|Four Nations final|
|New Zealand (14) 22|
|Tries: Nightingale, Vatuvei (2), Johnson|
|Goals: Johnson (3)|
|Australia (6) 18|
|Tries: Jennings, Mata'utia, Hunt|
|Goals: Smith (3)|
New Zealand secured their second Four Nations title as Shaun Johnson shone in a thrilling 22-18 win over Australia.
Michael Jennings put Australia in front after pouncing on an error but Jason Nightingale hit back for New Zealand.
Manu Vatuvei squeezed over after great work from Johnson for a half-time lead and though Sione Mata'utia crossed, Johnson's magnificent solo effort and Vatuvei's second took the Kiwis clear.
Ben Hunt cut the gap to four points and Mata'utia fumbled a chance to win it.
With time almost up, the 18-year-old might have snatched victory for the defending champions but knocked on close to the try-line in Wellington.
|BBC Sport pundits on the final|
|Jamie Peacock: "It was a great final and indicative of the way this tournament has gone. Very competitive and compelling and New Zealand deserved to win in the end. Australia came out and started well but New Zealand's size and talent allowed them to get back into the game."|
|Jon Wilkin: "New Zealand look the most powerful and skilful rugby league team in the world at the moment. To watch Australia getting dominated in the first game and to get beaten in the final again, maybe we have seen a changing in the tide."|
|Ian Millward: "We unearthed some new superstars of the game in this tournament but we also unearthed a team that had to have quality to beat an Australian team that weren't going to give it up easily. Quality all over and this has been a tournament with a worthy winner."|
It was half-back Johnson, who scored a last-gasp try against England in last year's World Cup semi-final, who was the catalyst for the hosts with his skill and pace, aided by the brutal running of the forward pack.
"We'd waited quite a while for this and I'm just so proud of the boys," he said. "It's a dream come true.
"We worked so hard this tour. It's been such an awesome tournament for the boys and to finish it off like that has just been unreal."
The triumph enabled Stephen Kearney's side to record back-to-back wins against the Kangaroos for the first time since 1953, following their 30-12 victory in the first game of a high-class competition, which they also won in 2010.
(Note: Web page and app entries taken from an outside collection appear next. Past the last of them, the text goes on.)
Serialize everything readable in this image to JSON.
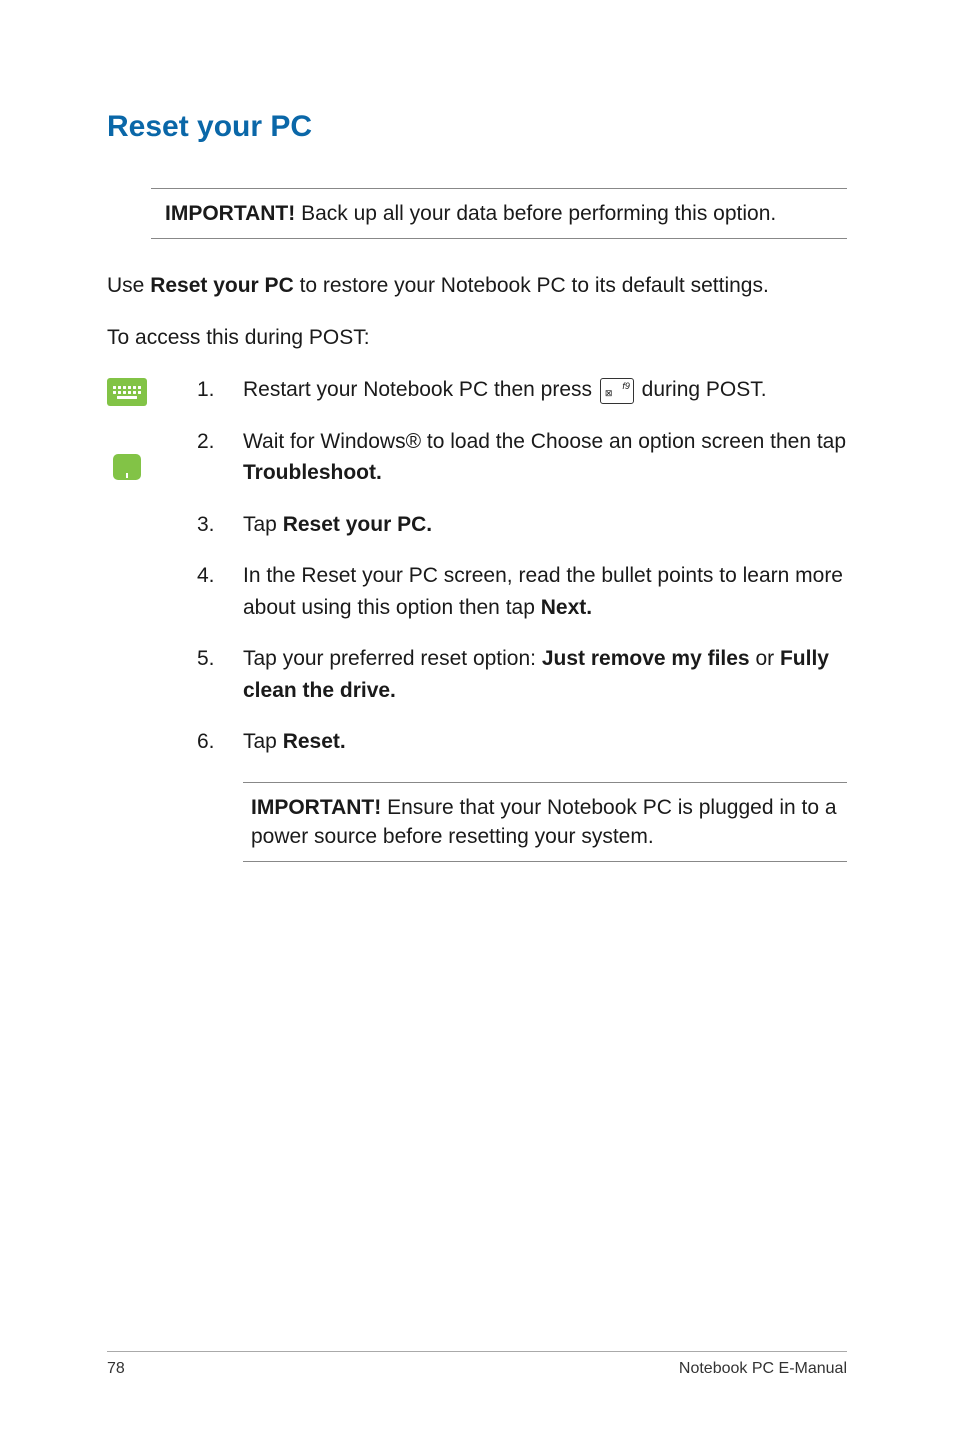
{
  "title": "Reset your PC",
  "topCallout": {
    "boldLabel": "IMPORTANT!",
    "text": " Back up all your data before performing this option."
  },
  "intro": {
    "pre": "Use ",
    "bold": "Reset your PC",
    "post": " to restore your Notebook PC to its default settings."
  },
  "accessLine": "To access this during POST:",
  "steps": [
    {
      "num": "1.",
      "pre": "Restart your Notebook PC then press ",
      "keySub": "⊠",
      "keySup": "f9",
      "post": " during POST."
    },
    {
      "num": "2.",
      "pre": "Wait for Windows® to load the Choose an option screen then tap ",
      "bold": "Troubleshoot."
    },
    {
      "num": "3.",
      "pre": "Tap ",
      "bold": "Reset your PC."
    },
    {
      "num": "4.",
      "pre": "In the Reset your PC screen, read the bullet points to learn more about using this option then tap ",
      "bold": "Next."
    },
    {
      "num": "5.",
      "pre": "Tap your preferred reset option: ",
      "bold": "Just remove my files",
      "mid": " or ",
      "bold2": "Fully clean the drive."
    },
    {
      "num": "6.",
      "pre": "Tap ",
      "bold": "Reset."
    }
  ],
  "bottomCallout": {
    "boldLabel": "IMPORTANT!",
    "text": " Ensure that your Notebook PC is plugged in to a power source before resetting your system."
  },
  "footer": {
    "pageNum": "78",
    "docTitle": "Notebook PC E-Manual"
  }
}
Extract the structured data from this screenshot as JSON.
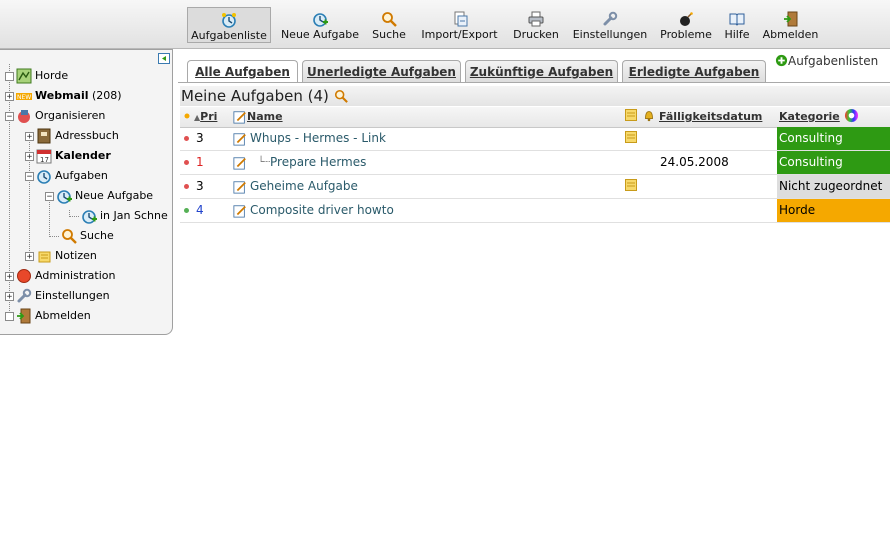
{
  "toolbar": {
    "items": [
      {
        "label": "Aufgabenliste",
        "icon": "clock-list-icon",
        "active": true
      },
      {
        "label": "Neue Aufgabe",
        "icon": "new-task-icon"
      },
      {
        "label": "Suche",
        "icon": "search-icon"
      },
      {
        "label": "Import/Export",
        "icon": "import-export-icon"
      },
      {
        "label": "Drucken",
        "icon": "printer-icon"
      },
      {
        "label": "Einstellungen",
        "icon": "wrench-icon"
      },
      {
        "label": "Probleme",
        "icon": "bomb-icon"
      },
      {
        "label": "Hilfe",
        "icon": "book-icon"
      },
      {
        "label": "Abmelden",
        "icon": "logout-door-icon"
      }
    ]
  },
  "sidebar": {
    "items": [
      {
        "label": "Horde",
        "icon": "horde-logo-icon"
      },
      {
        "label": "Webmail",
        "count": "(208)",
        "icon": "new-mail-icon"
      },
      {
        "label": "Organisieren",
        "icon": "organize-icon"
      },
      {
        "label": "Adressbuch",
        "icon": "address-book-icon"
      },
      {
        "label": "Kalender",
        "icon": "calendar-icon"
      },
      {
        "label": "Aufgaben",
        "icon": "tasks-clock-icon"
      },
      {
        "label": "Neue Aufgabe",
        "icon": "new-task-icon"
      },
      {
        "label": "in Jan Schne",
        "icon": "new-task-icon"
      },
      {
        "label": "Suche",
        "icon": "search-icon"
      },
      {
        "label": "Notizen",
        "icon": "notes-icon"
      },
      {
        "label": "Administration",
        "icon": "administration-icon"
      },
      {
        "label": "Einstellungen",
        "icon": "wrench-icon"
      },
      {
        "label": "Abmelden",
        "icon": "logout-door-icon"
      }
    ]
  },
  "tabs": [
    {
      "label": "Alle Aufgaben",
      "active": true
    },
    {
      "label": "Unerledigte Aufgaben"
    },
    {
      "label": "Zukünftige Aufgaben"
    },
    {
      "label": "Erledigte Aufgaben"
    }
  ],
  "tasklists_link": "Aufgabenlisten",
  "list": {
    "title": "Meine Aufgaben (4)",
    "columns": {
      "pri": "Pri",
      "name": "Name",
      "due": "Fälligkeitsdatum",
      "category": "Kategorie"
    },
    "rows": [
      {
        "priority": "3",
        "name": "Whups - Hermes - Link",
        "due": "",
        "category": "Consulting",
        "has_desc": true,
        "completed": false,
        "dot_color": "#e05050",
        "pri_color": "#000000",
        "cat_bg": "#2e9a13",
        "cat_fg": "#ffffff"
      },
      {
        "priority": "1",
        "name": "Prepare Hermes",
        "due": "24.05.2008",
        "category": "Consulting",
        "has_desc": false,
        "completed": false,
        "dot_color": "#e05050",
        "pri_color": "#dd2222",
        "cat_bg": "#2e9a13",
        "cat_fg": "#ffffff"
      },
      {
        "priority": "3",
        "name": "Geheime Aufgabe",
        "due": "",
        "category": "Nicht zugeordnet",
        "has_desc": true,
        "completed": false,
        "dot_color": "#e05050",
        "pri_color": "#000000",
        "cat_bg": "#dddddd",
        "cat_fg": "#000000"
      },
      {
        "priority": "4",
        "name": "Composite driver howto",
        "due": "",
        "category": "Horde",
        "has_desc": false,
        "completed": true,
        "dot_color": "#55b055",
        "pri_color": "#2244cc",
        "cat_bg": "#f5a800",
        "cat_fg": "#000000"
      }
    ]
  }
}
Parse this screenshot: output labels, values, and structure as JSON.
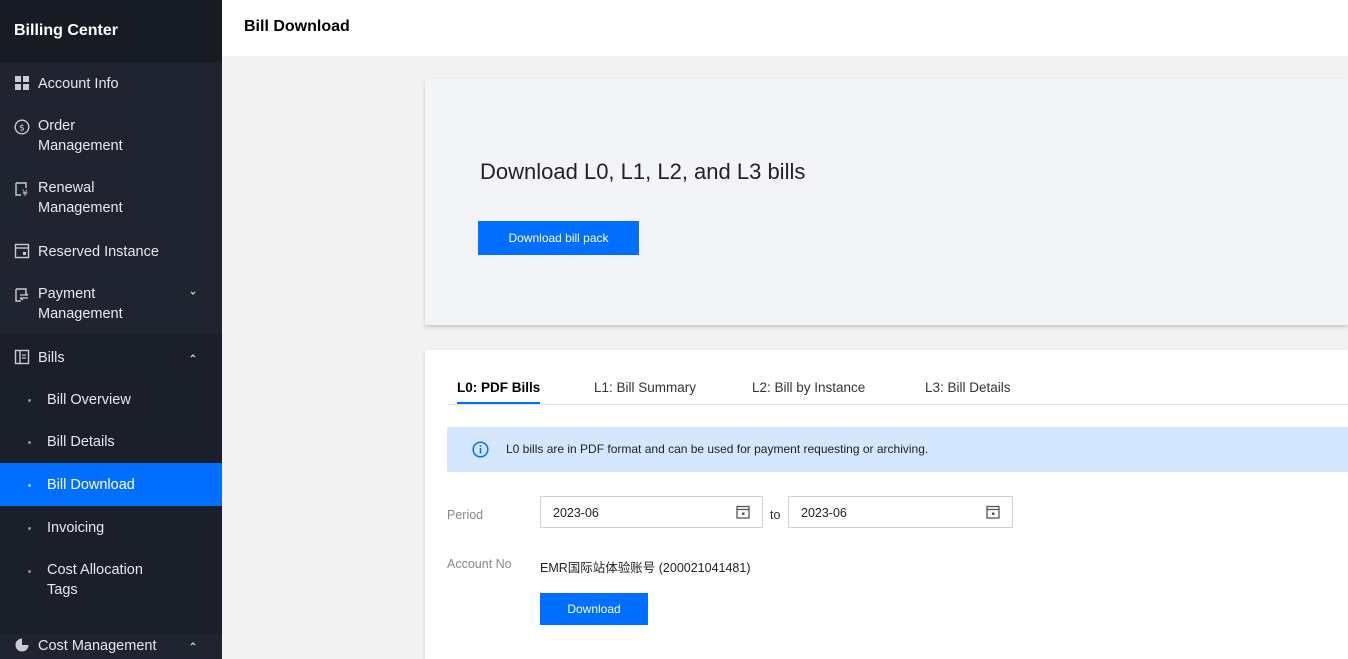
{
  "sidebar": {
    "title": "Billing Center",
    "items": {
      "account_info": {
        "label": "Account Info",
        "icon": "grid-icon"
      },
      "order_mgmt": {
        "label": "Order\nManagement",
        "icon": "currency-circle-icon"
      },
      "renewal_mgmt": {
        "label": "Renewal\nManagement",
        "icon": "renewal-doc-icon"
      },
      "reserved_instance": {
        "label": "Reserved Instance",
        "icon": "calendar-box-icon"
      },
      "payment_mgmt": {
        "label": "Payment\nManagement",
        "icon": "payment-transfer-icon"
      },
      "bills": {
        "label": "Bills",
        "icon": "bills-doc-icon"
      },
      "cost_mgmt": {
        "label": "Cost Management",
        "icon": "pie-chart-icon"
      }
    },
    "bills_sub": {
      "overview": "Bill Overview",
      "details": "Bill Details",
      "download": "Bill Download",
      "invoicing": "Invoicing",
      "cost_tags": "Cost Allocation\nTags"
    }
  },
  "header": {
    "title": "Bill Download"
  },
  "hero": {
    "title": "Download L0, L1, L2, and L3 bills",
    "button": "Download bill pack"
  },
  "tabs": [
    "L0: PDF Bills",
    "L1: Bill Summary",
    "L2: Bill by Instance",
    "L3: Bill Details"
  ],
  "active_tab": "L0: PDF Bills",
  "info": {
    "text": "L0 bills are in PDF format and can be used for payment requesting or archiving."
  },
  "form": {
    "period_label": "Period",
    "period_from": "2023-06",
    "to": "to",
    "period_to": "2023-06",
    "account_label": "Account No",
    "account_value": "EMR国际站体验账号 (200021041481)",
    "download_button": "Download"
  },
  "colors": {
    "primary": "#006eff",
    "sidebar_bg": "#1f2430",
    "info_bg": "#d5e7fe"
  }
}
Kearney said: "We've got a great young team and the future's bright. Australia are going to keep coming back at us and the challenge is for us to keep improving."
World champions Australia, decimated by injury before the tournament and disrupted by illness in the build-up to the match, led early on as Jennings was quickest to react to touch down but they were then overrun by a rampant New Zealand team.
They showed their power in the forwards to get back into the match, particularly through Martin Taupau and Tohu Harris, who battered the Australian defensive line.
The ferocious hits were proving too much to handle and Nightingale kept up his record of scoring in every game in the competition.
Johnson showed superb footwork and composure to set up winger Vatuvei for a 14-6 advantage at the interval.
Mata'utia, Australia's youngest international, went over in the corner but Johnson showed his speed by outpacing the opposition backline before running around full-back Greg Inglis for an exceptional score.
Vatuvei powered over for his second and Hunt's try with five minutes remaining set up a tense finish but New Zealand held on.
New Zealand: Peta Hiku, Jason Nightingale, Shaun Kenny-Dowall, Dean Whare, Manu Vatuvei, Kieran Foran, Shaun Johnson, Jesse Bromwich, Issac Luke, Adam Blair, Simon Mannering (captain), Kevin Proctor, Jason Taumalolo.
Replacements: Lewis Brown, Greg Eastwood, Martin Taupau, Tohu Harris
Australia: Greg Inglis, Josh Mansour, Michael Jennings, Dylan Walker, Sione Mata'utia, Daly Cherry-Evans, Cooper Cronk, Aaron Woods, Cameron Smith (captain), Josh Papalii, Sam Thaiday, Greg Bird, Corey Parker.
Replacements: Boyd Cordner, Ben Hunt, Josh Jackson, David Klemmer
Referee: Phil Bentham (Eng).